    • Complete denial of a fair trial: If the trial is conducted in such a way that the defendant is completely denied a fair trial, such as through a biased judge, an unfair trial venue, or the denial of the opportunity to present a defense, it can be considered a reversible error.
    • Actual innocence: If the defendant can prove their actual innocence, it can be considered a reversible error. This is because a conviction based on a complete lack of evidence of guilt is a fundamental error that undermines the reliability and integrity of the entire trial process.

It’s important to note that not all errors made during trial are reversible errors. In order for an error to be reversible, it must have had a significant impact on the outcome of the case.

How soon do I have to file a California habeas corpus petition?

While most states set determinate time limits for collateral relief applications, in California, neither statute nor rule of court does so.  Instead, California courts “appl[y] a general ‘reasonableness’ standard” to judge whether a habeas petition is timely filed. (Carey v. Saffold (2002) 536 U.S. 214, 222). The basic instruction provided by the California Supreme Court is simply that “a [habeas] petition should be filed as promptly as the circumstances allow ….” (In re Clark (1993) 5 Cal. 4th 750, 765, n. 5)

Three leading decisions describe California’s timeliness requirement: In re Clark, In re Robbins (1998) 18 Cal.4th 770,  and In re Gallego (1998) 18 Cal.4th 825. A prisoner must seek habeas relief without “substantial delay,” Robbins at 317; Gallego at 833; Clark at 750, as “measured from the time the petitioner or counsel knew, or reasonably should have known, of the information offered in support of the claim and the legal basis for the claim,” Robbins at 787. Petitioners in noncapital cases have “the burden of establishing (i) absence of substantial delay, (ii) good cause for the delay, or (iii) that the claim falls within an exception to the bar of untimeliness.” Robbins at 780.
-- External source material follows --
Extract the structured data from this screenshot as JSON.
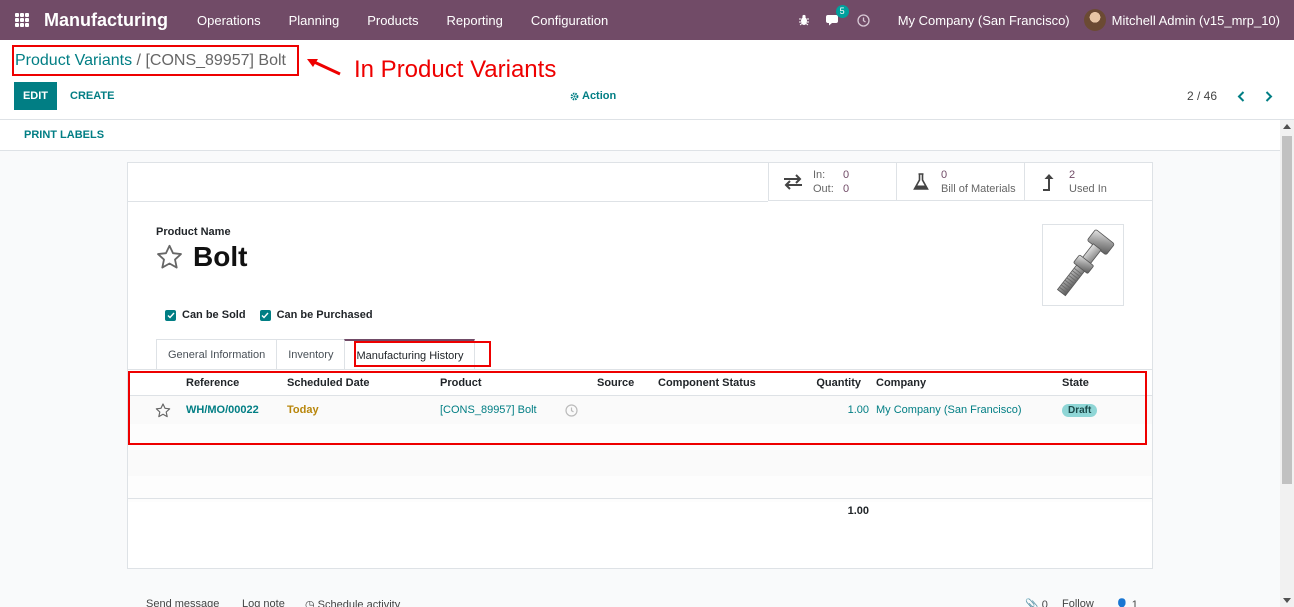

How much does it cost?

We charge about a third the amount an attorney would charge for the same work, even though we often do the work for attorneys.  The cost of hiring us or a habeas corpus attorney can vary depending on several factors, including the complexity of the case, the attorney’s experience and reputation, and the location of the attorney. Here are some factors that can impact the cost of a habeas corpus attorney:

  • Hourly rate: Many attorneys charge an hourly rate for their services, ranging from several hundred dollars to several thousand dollars per hour, depending on the attorney’s experience and reputation.  The habeas attorney we work with the most charges $350 per hour.
  • Flat fee: Some attorneys may charge a flat fee for their services, which can range from several thousand dollars to tens of thousands of dollars, depending on the complexity of the case.  The habeas attorney we work with sometimes charges a flat fee of no less than $10,000.
  • Contingency fee: In some cases, an attorney may agree to work on a contingency fee basis, which means that they will only receive payment if they are successful in obtaining relief for the client. Contingency fees are typically a percentage of any monetary damages or settlement obtained.  We do not work on contingency, but we will accept a lien against a pending case that is expected to result in a monetary settlement.
  • Costs and expenses: In addition to our fee or the attorney’s fee, there may be additional costs and expenses associated with filing a habeas corpus petition, such as court fees, expert witness fees, and travel expenses.

How do I get started?

When you Think you are Ready, call:

ThinkReady (844-657-3239)